48 people have died from a lung injury associated with e-cigarette use in 25 states and the District of Columbia, the Centers for Disease Control and Prevention reports.
What's new: Data as of Nov. 20 shows the median age of patients who died was 53 years old and the deaths ranged from 17 to 75 years.
By the numbers: Among 19 patients who died, 84% reported use of THC-containing products, according to a new report out in late October. The CDC maintains no single e-cigarette product or compound has been linked to the pulmonary illnesses.
- 37% of the 19 who died reported use of nicotine-containing products.
- 63% reported exclusive use of THC-containing products.
- 16% reported exclusive use of nicotine-containing products.
The impact: The CDC and states' individual health departments have data on where the deaths occurred.
- The Henry Ford Hospital in Detroit announced in mid-November that a 17-year-old boy faced "imminent death" from vaping injuries unless he underwent a double lung transplant. It was the first transplant performed on a patient with the vaping-related illness.
- In New York, the first teenager died after being hospitalized twice in September with a vaping-related illness.
- In Massachusetts, the death of a woman in her 60s was reported on Oct. 7 as the state's first vaping-related death. The state currently has a four-month ban on all vaping products, the harshest in the U.S.
- In Georgia, a patient with a history of heavy nicotine vaping, but no reported history of vaping THC, died, Georgia's Department of Health said.
- A man and woman in Kansas, both over the age of 50 with "underlying health conditions," died from a pulmonary illness linked to vaping, according to Kansas Gov. Laura Kelly.
- A Missouri man in his mid-40s died from the illness, according to the state's Department of Health and Senior Services.
The big picture: The CDC reported 2,291 confirmed and probable cases of severe respiratory illnesses as of Nov. 20 among those who vaped nicotine or cannabis products in 50 states, Washington, D.C., and two U.S. territories.
- The rate of reported cases each week has slowed considerably since August.

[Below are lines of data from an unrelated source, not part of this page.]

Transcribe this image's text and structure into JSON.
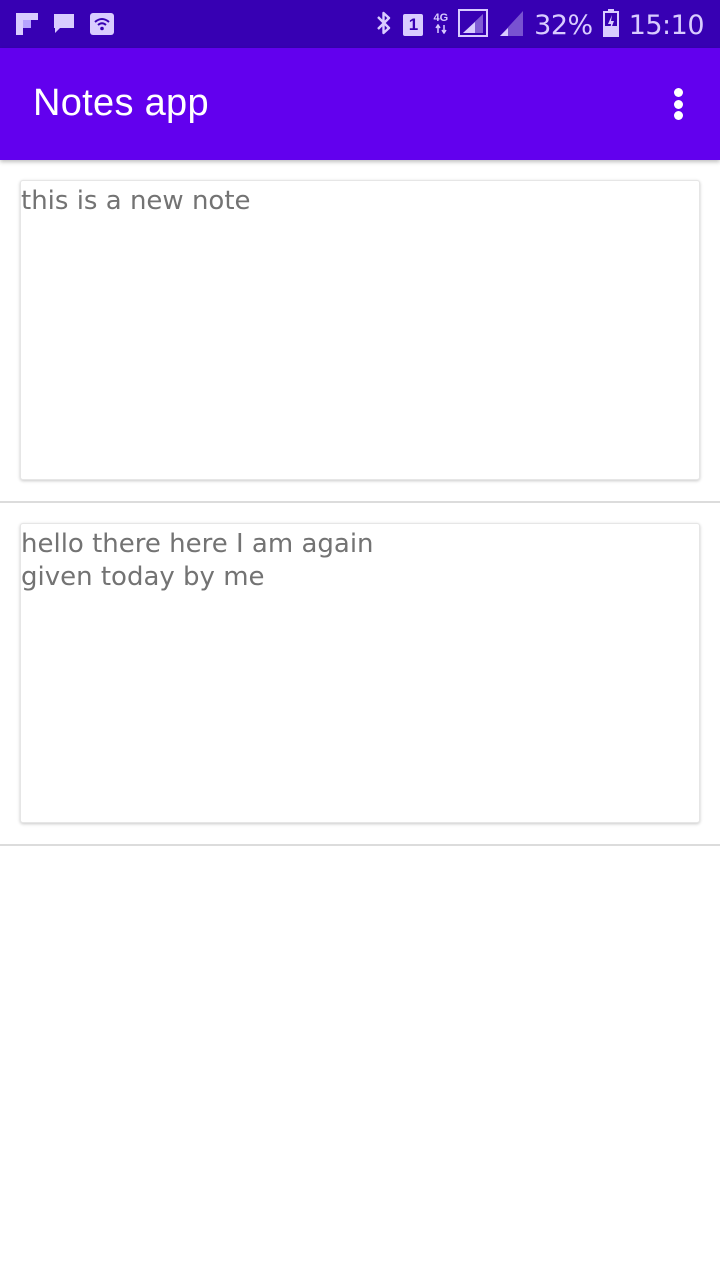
{
  "status_bar": {
    "left_icons": [
      "flipboard-icon",
      "chat-icon",
      "wifi-call-icon"
    ],
    "bluetooth_icon": "bluetooth-icon",
    "sim_badge": "1",
    "network_type": "4G",
    "battery_percent": "32%",
    "time": "15:10"
  },
  "app_bar": {
    "title": "Notes app",
    "menu_icon": "more-vert-icon",
    "color": "#6200ee",
    "status_color": "#3700b3"
  },
  "notes": [
    {
      "text": "this is a new note"
    },
    {
      "text": "hello there here I am again\ngiven today by me"
    }
  ]
}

What they're saying: "It is possible that some of these cases were already occurring and we were not picking them up" prior to the agency's investigation into the illnesses, the director for the FDA Center for Tobacco Products, Mitch Zeller, said in August.
Of note: A woman filed the first wrongful death lawsuit against Juul in October, claiming the e-cigarette maker's nicotine cartridges were a significant factor in causing the death of her 18-year-old son over a year ago.